Many of the allegations against the department contain testimony from other officers speaking of the corruption going on behind the scenes, which the department is strongly disputing as false. Lt. Kevin Mayer stated, “Trust within the community is essential, and maintaining that trust has always been a priority of the department.” However in a July deposition, an 18-year veteran of the department testified that police officials routinely hid officer misconduct from the public. This testimony was in support of a lawsuit issued by a woman who pleaded Arevalos molested her in a convenience store bathroom. Another testimony in this case from former sergeant Kevin Friedman revealed that the officer was taught to not ticket other officers, prosecutors, or investigators for traffic violations while in training at the police academy and admitted to destroying a dozen or more citations for friends throughout his career. He admitted that many other officers did the same. Last year, a data analysis by U-T Watchdog confirmed that one out of every 79 citations goes missing and perhaps Friedman’s testimony explains these occurrences. Friedman also said he let law enforcement officials’ family and friends slide when caught in legal scrapes because it was the department practice to do so. Former officer, Arthur Perea, testified that commanders favor officers who are “in the club” over those who are not and stated, “A lot of things that happened on the San Diego Police Department don’t ever hit the media. A lot of misconduct. Officers getting arrested for DUI off duty. DUI crashes. Beating up prostitutes. Pursuits involving other law enforcement agencies while off duty. Sex on duty. And those- and the code of silence is that the department keeps it quiet and does not release it to the media or outside of the department.” The surplus of allegations have succeeded in bringing to the surface many issues inside our legal entity here in San Diego, and it is important to remember that no one is exempt from the law and may find themselves facing legal charges.
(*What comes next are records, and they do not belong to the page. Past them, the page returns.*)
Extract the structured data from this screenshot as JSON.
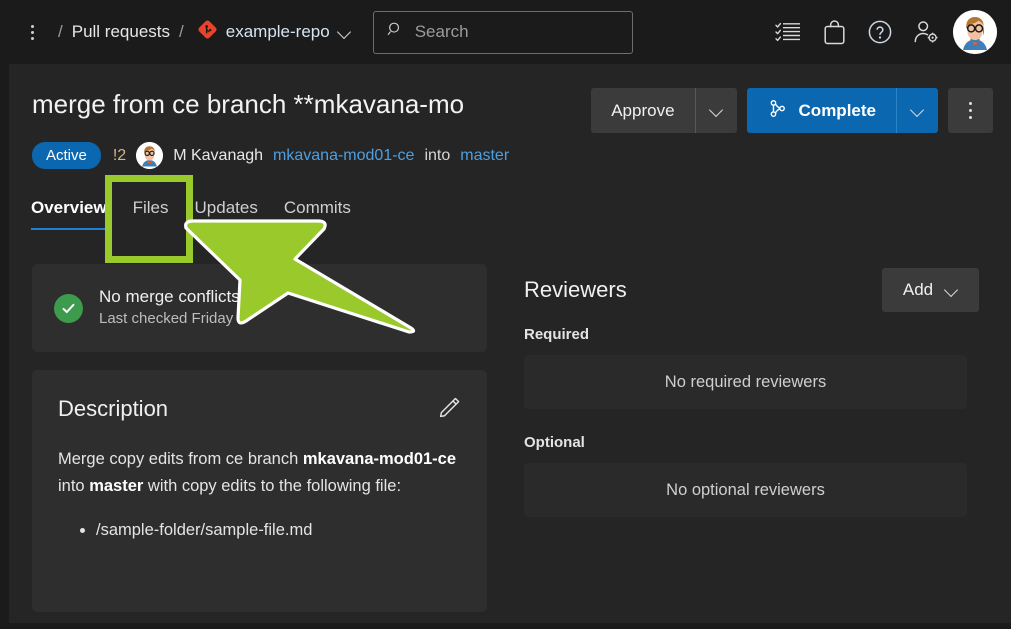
{
  "header": {
    "kebab_name": "more-options",
    "breadcrumb": {
      "separator": "/",
      "section": "Pull requests",
      "repo": "example-repo"
    },
    "search": {
      "placeholder": "Search",
      "value": ""
    },
    "icons": [
      {
        "name": "task-list-icon",
        "label": "Work items"
      },
      {
        "name": "marketplace-bag-icon",
        "label": "Marketplace"
      },
      {
        "name": "help-circle-icon",
        "label": "Help"
      },
      {
        "name": "user-settings-icon",
        "label": "User settings"
      }
    ],
    "avatar_label": "M Kavanagh"
  },
  "pull_request": {
    "title": "merge from ce branch **mkavana-mo",
    "status_badge": "Active",
    "id": "!2",
    "author": "M Kavanagh",
    "source_branch": "mkavana-mod01-ce",
    "into_word": "into",
    "target_branch": "master"
  },
  "actions": {
    "approve_label": "Approve",
    "complete_label": "Complete",
    "more_label": "More actions"
  },
  "tabs": [
    {
      "label": "Overview",
      "active": true
    },
    {
      "label": "Files",
      "active": false
    },
    {
      "label": "Updates",
      "active": false
    },
    {
      "label": "Commits",
      "active": false
    }
  ],
  "merge_status": {
    "headline": "No merge conflicts",
    "subline": "Last checked Friday",
    "icon": "check-circle-icon"
  },
  "description": {
    "title": "Description",
    "edit_icon": "pencil-edit-icon",
    "text_part_1": "Merge copy edits from ce branch ",
    "bold_1": "mkavana-mod01-ce",
    "text_part_2": " into ",
    "bold_2": "master",
    "text_part_3": " with copy edits to the following file:",
    "files": [
      "/sample-folder/sample-file.md"
    ]
  },
  "reviewers": {
    "title": "Reviewers",
    "add_label": "Add",
    "required_label": "Required",
    "required_empty": "No required reviewers",
    "optional_label": "Optional",
    "optional_empty": "No optional reviewers"
  },
  "annotation": {
    "highlight_target": "Files",
    "highlight_color": "#9ac92b",
    "arrow_color": "#9ac92b",
    "arrow_outline": "#ffffff"
  },
  "colors": {
    "page_bg": "#252525",
    "chrome_bg": "#1b1b1b",
    "card_bg": "#2e2e2e",
    "accent_blue": "#0b67b0",
    "link_blue": "#4e9fe0",
    "success_green": "#3d9b4d",
    "pr_id_gold": "#d4b483",
    "git_red": "#e8442b"
  }
}
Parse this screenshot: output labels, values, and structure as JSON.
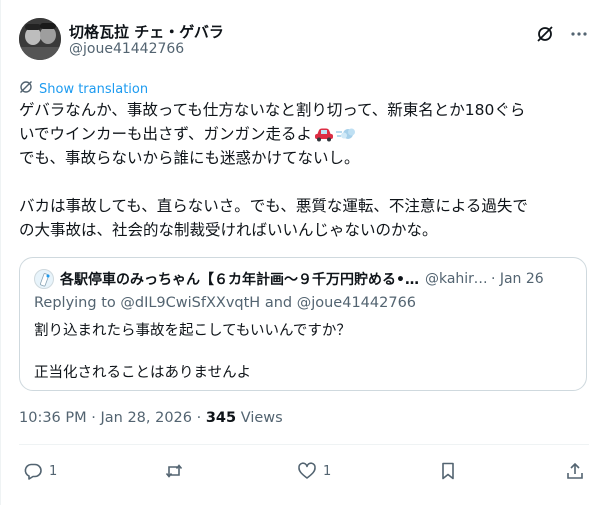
{
  "author": {
    "display_name": "切格瓦拉 チェ・ゲバラ",
    "handle": "@joue41442766"
  },
  "translate_label": "Show translation",
  "tweet_lines": [
    "ゲバラなんか、事故っても仕方ないなと割り切って、新東名とか180ぐら",
    "いでウインカーも出さず、ガンガン走るよ",
    "でも、事故らないから誰にも迷惑かけてないし。",
    "",
    "バカは事故しても、直らないさ。でも、悪質な運転、不注意による過失で",
    "の大事故は、社会的な制裁受ければいいんじゃないのかな。"
  ],
  "quote": {
    "name": "各駅停車のみっちゃん【６カ年計画〜９千万円貯める•…",
    "handle": "@kahiro…",
    "date": "· Jan 26",
    "replying_prefix": "Replying to",
    "replying_user1": "@dIL9CwiSfXXvqtH",
    "replying_and": "and",
    "replying_user2": "@joue41442766",
    "line1": "割り込まれたら事故を起こしてもいいんですか？",
    "line2": "正当化されることはありませんよ"
  },
  "meta": {
    "time_date": "10:36 PM · Jan 28, 2026 · ",
    "views_count": "345",
    "views_label": " Views"
  },
  "actions": {
    "reply_count": "1",
    "retweet_count": "",
    "like_count": "1"
  },
  "colors": {
    "accent": "#1d9bf0",
    "text": "#0f1419",
    "muted": "#536471",
    "border": "#cfd9de"
  },
  "icons": [
    "grok-icon",
    "more-icon",
    "translate-icon",
    "car-emoji",
    "dash-emoji",
    "reply-icon",
    "retweet-icon",
    "like-icon",
    "bookmark-icon",
    "share-icon"
  ]
}
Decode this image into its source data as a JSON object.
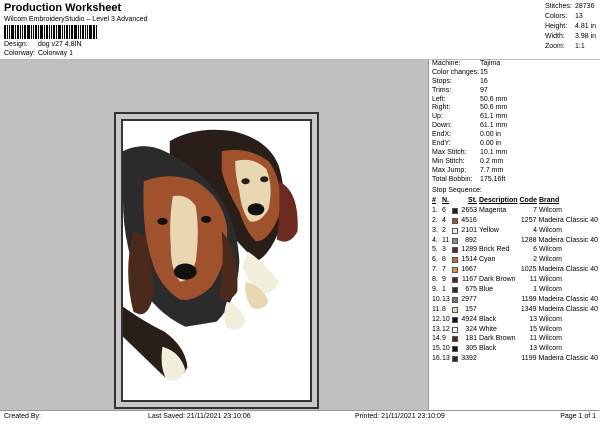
{
  "header": {
    "title": "Production Worksheet",
    "subtitle": "Wilcom EmbroideryStudio – Level 3 Advanced",
    "design_label": "Design:",
    "design_value": "dog v27 4,8IN",
    "colorway_label": "Colorway:",
    "colorway_value": "Colorway 1"
  },
  "stats": [
    {
      "k": "Stitches:",
      "v": "28736"
    },
    {
      "k": "Colors:",
      "v": "13"
    },
    {
      "k": "Height:",
      "v": "4.81 in"
    },
    {
      "k": "Width:",
      "v": "3.98 in"
    },
    {
      "k": "Zoom:",
      "v": "1:1"
    }
  ],
  "properties": [
    {
      "k": "Machine:",
      "v": "Tajima"
    },
    {
      "k": "Color changes:",
      "v": "15"
    },
    {
      "k": "Stops:",
      "v": "16"
    },
    {
      "k": "Trims:",
      "v": "97"
    },
    {
      "k": "Left:",
      "v": "50.6 mm"
    },
    {
      "k": "Right:",
      "v": "50.6 mm"
    },
    {
      "k": "Up:",
      "v": "61.1 mm"
    },
    {
      "k": "Down:",
      "v": "61.1 mm"
    },
    {
      "k": "EndX:",
      "v": "0.00 in"
    },
    {
      "k": "EndY:",
      "v": "0.00 in"
    },
    {
      "k": "Max Stitch:",
      "v": "10.1 mm"
    },
    {
      "k": "Min Stitch:",
      "v": "0.2 mm"
    },
    {
      "k": "Max Jump:",
      "v": "7.7 mm"
    },
    {
      "k": "Total Bobbin:",
      "v": "175.16ft"
    }
  ],
  "stop_sequence": {
    "title": "Stop Sequence:",
    "headers": {
      "num": "#",
      "n": "N.",
      "st": "St.",
      "desc": "Description",
      "code": "Code",
      "brand": "Brand"
    },
    "rows": [
      {
        "num": "1.",
        "n": "6",
        "color": "#2a1e18",
        "st": "2653",
        "desc": "Magenta",
        "code": "7",
        "brand": "Wilcom"
      },
      {
        "num": "2.",
        "n": "4",
        "color": "#a0522d",
        "st": "4516",
        "desc": "",
        "code": "1257",
        "brand": "Madeira Classic 40"
      },
      {
        "num": "3.",
        "n": "2",
        "color": "#f2f0dc",
        "st": "2101",
        "desc": "Yellow",
        "code": "4",
        "brand": "Wilcom"
      },
      {
        "num": "4.",
        "n": "11",
        "color": "#8a8a8a",
        "st": "892",
        "desc": "",
        "code": "1288",
        "brand": "Madeira Classic 40"
      },
      {
        "num": "5.",
        "n": "3",
        "color": "#6b2a20",
        "st": "1289",
        "desc": "Brick Red",
        "code": "6",
        "brand": "Wilcom"
      },
      {
        "num": "6.",
        "n": "8",
        "color": "#c46a3a",
        "st": "1514",
        "desc": "Cyan",
        "code": "2",
        "brand": "Wilcom"
      },
      {
        "num": "7.",
        "n": "7",
        "color": "#d9904e",
        "st": "1667",
        "desc": "",
        "code": "1025",
        "brand": "Madeira Classic 40"
      },
      {
        "num": "8.",
        "n": "9",
        "color": "#4a2a1a",
        "st": "1167",
        "desc": "Dark Brown",
        "code": "11",
        "brand": "Wilcom"
      },
      {
        "num": "9.",
        "n": "1",
        "color": "#2b2b2b",
        "st": "675",
        "desc": "Blue",
        "code": "1",
        "brand": "Wilcom"
      },
      {
        "num": "10.",
        "n": "13",
        "color": "#6e7a80",
        "st": "2977",
        "desc": "",
        "code": "1199",
        "brand": "Madeira Classic 40"
      },
      {
        "num": "11.",
        "n": "8",
        "color": "#e8d7b0",
        "st": "157",
        "desc": "",
        "code": "1349",
        "brand": "Madeira Classic 40"
      },
      {
        "num": "12.",
        "n": "10",
        "color": "#111111",
        "st": "4924",
        "desc": "Black",
        "code": "13",
        "brand": "Wilcom"
      },
      {
        "num": "13.",
        "n": "12",
        "color": "#ffffff",
        "st": "324",
        "desc": "White",
        "code": "15",
        "brand": "Wilcom"
      },
      {
        "num": "14.",
        "n": "9",
        "color": "#4a2a1a",
        "st": "181",
        "desc": "Dark Brown",
        "code": "11",
        "brand": "Wilcom"
      },
      {
        "num": "15.",
        "n": "10",
        "color": "#111111",
        "st": "305",
        "desc": "Black",
        "code": "13",
        "brand": "Wilcom"
      },
      {
        "num": "16.",
        "n": "13",
        "color": "#2b2b2b",
        "st": "3392",
        "desc": "",
        "code": "1199",
        "brand": "Madeira Classic 40"
      }
    ]
  },
  "footer": {
    "created_by": "Created By:",
    "last_saved": "Last Saved: 21/11/2021 23:10:06",
    "printed": "Printed: 21/11/2021 23:10:09",
    "page": "Page 1 of 1"
  }
}
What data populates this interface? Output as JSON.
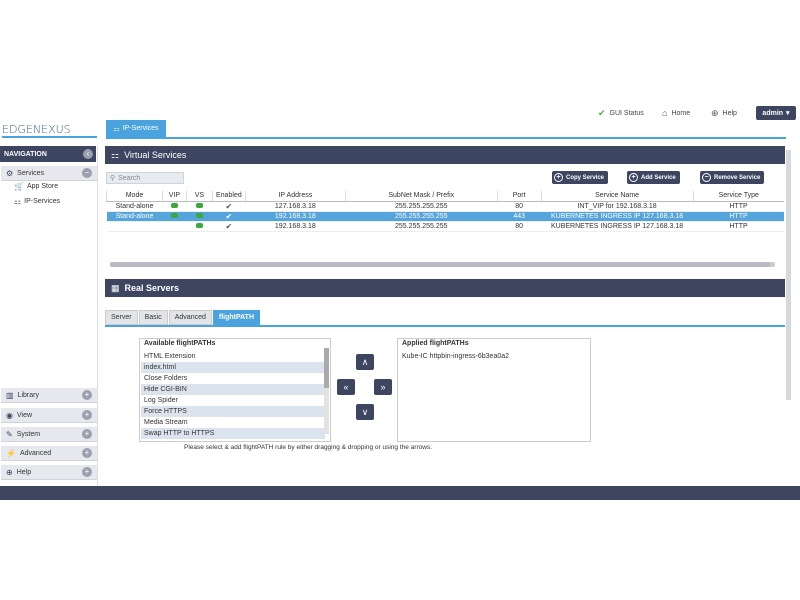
{
  "topbar": {
    "gui_status": "GUI Status",
    "home": "Home",
    "help": "Help",
    "admin": "admin"
  },
  "logo": {
    "text": "EDGENEXUS"
  },
  "main_tab": {
    "label": "IP-Services"
  },
  "sidebar": {
    "header": "NAVIGATION",
    "services": "Services",
    "items": [
      {
        "label": "App Store"
      },
      {
        "label": "IP-Services"
      }
    ],
    "sections": [
      {
        "label": "Library"
      },
      {
        "label": "View"
      },
      {
        "label": "System"
      },
      {
        "label": "Advanced"
      },
      {
        "label": "Help"
      }
    ]
  },
  "virtual_services": {
    "title": "Virtual Services",
    "search_placeholder": "Search",
    "buttons": {
      "copy": "Copy Service",
      "add": "Add Service",
      "remove": "Remove Service"
    },
    "columns": [
      "Mode",
      "VIP",
      "VS",
      "Enabled",
      "IP Address",
      "SubNet Mask / Prefix",
      "Port",
      "Service Name",
      "Service Type"
    ],
    "rows": [
      {
        "mode": "Stand-alone",
        "ip": "127.168.3.18",
        "mask": "255.255.255.255",
        "port": "80",
        "name": "INT_VIP for 192.168.3.18",
        "type": "HTTP"
      },
      {
        "mode": "Stand-alone",
        "ip": "192.168.3.18",
        "mask": "255.255.255.255",
        "port": "443",
        "name": "KUBERNETES INGRESS IP 127.168.3.18",
        "type": "HTTP"
      },
      {
        "mode": "",
        "ip": "192.168.3.18",
        "mask": "255.255.255.255",
        "port": "80",
        "name": "KUBERNETES INGRESS IP 127.168.3.18",
        "type": "HTTP"
      }
    ]
  },
  "real_servers": {
    "title": "Real Servers",
    "tabs": [
      "Server",
      "Basic",
      "Advanced",
      "flightPATH"
    ]
  },
  "flightpath": {
    "available_title": "Available flightPATHs",
    "available": [
      "HTML Extension",
      "index.html",
      "Close Folders",
      "Hide CGI-BIN",
      "Log Spider",
      "Force HTTPS",
      "Media Stream",
      "Swap HTTP to HTTPS"
    ],
    "applied_title": "Applied flightPATHs",
    "applied": [
      "Kube-IC httpbin-ingress-6b3ea0a2"
    ],
    "hint": "Please select & add flightPATH rule by either dragging & dropping or using the arrows."
  },
  "colors": {
    "dark": "#3d4560",
    "accent": "#4aa3df",
    "selected_row": "#56a4dc",
    "status_green": "#3aa83a"
  }
}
“Pattern of Police Misconduct Alleged”– U-T San Diego, September 16, 2013